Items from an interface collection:
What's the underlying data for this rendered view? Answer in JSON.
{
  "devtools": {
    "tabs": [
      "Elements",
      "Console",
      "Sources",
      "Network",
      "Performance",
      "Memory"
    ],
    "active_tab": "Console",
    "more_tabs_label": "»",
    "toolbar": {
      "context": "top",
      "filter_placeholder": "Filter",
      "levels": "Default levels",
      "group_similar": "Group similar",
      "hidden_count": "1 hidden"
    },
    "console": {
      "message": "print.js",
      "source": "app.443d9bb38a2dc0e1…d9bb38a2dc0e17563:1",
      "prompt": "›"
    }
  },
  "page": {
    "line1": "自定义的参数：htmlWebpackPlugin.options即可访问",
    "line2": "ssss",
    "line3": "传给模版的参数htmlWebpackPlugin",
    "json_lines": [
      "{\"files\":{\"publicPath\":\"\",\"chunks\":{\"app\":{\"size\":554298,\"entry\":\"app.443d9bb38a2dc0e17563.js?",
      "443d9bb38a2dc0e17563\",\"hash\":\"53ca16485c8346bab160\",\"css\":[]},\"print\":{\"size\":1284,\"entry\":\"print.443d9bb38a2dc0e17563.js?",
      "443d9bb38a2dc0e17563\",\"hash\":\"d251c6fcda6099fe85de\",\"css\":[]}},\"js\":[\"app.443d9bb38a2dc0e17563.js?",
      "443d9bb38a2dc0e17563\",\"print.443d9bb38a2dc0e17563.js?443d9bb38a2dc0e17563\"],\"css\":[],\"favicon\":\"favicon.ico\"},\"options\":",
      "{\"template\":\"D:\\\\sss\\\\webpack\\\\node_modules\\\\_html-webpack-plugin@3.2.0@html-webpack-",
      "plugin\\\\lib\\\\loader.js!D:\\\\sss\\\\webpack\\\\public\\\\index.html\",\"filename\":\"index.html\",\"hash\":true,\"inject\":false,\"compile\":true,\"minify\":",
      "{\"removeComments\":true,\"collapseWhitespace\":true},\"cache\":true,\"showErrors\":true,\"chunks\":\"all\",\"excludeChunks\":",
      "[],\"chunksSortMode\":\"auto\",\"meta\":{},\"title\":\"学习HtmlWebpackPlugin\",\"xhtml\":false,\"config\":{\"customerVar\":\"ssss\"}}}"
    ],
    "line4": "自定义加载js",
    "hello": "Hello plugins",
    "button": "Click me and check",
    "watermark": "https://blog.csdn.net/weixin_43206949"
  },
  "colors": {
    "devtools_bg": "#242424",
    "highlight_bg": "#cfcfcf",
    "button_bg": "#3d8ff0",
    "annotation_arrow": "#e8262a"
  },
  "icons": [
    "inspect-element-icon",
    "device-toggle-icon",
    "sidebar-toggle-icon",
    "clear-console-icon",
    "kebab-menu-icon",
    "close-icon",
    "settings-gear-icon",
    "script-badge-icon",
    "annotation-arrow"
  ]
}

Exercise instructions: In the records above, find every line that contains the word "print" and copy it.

Answer for this exercise:
      "message": "print.js",
      "443d9bb38a2dc0e17563\",\"hash\":\"53ca16485c8346bab160\",\"css\":[]},\"print\":{\"size\":1284,\"entry\":\"print.443d9bb38a2dc0e17563.js?",
      "443d9bb38a2dc0e17563\",\"print.443d9bb38a2dc0e17563.js?443d9bb38a2dc0e17563\"],\"css\":[],\"favicon\":\"favicon.ico\"},\"options\":",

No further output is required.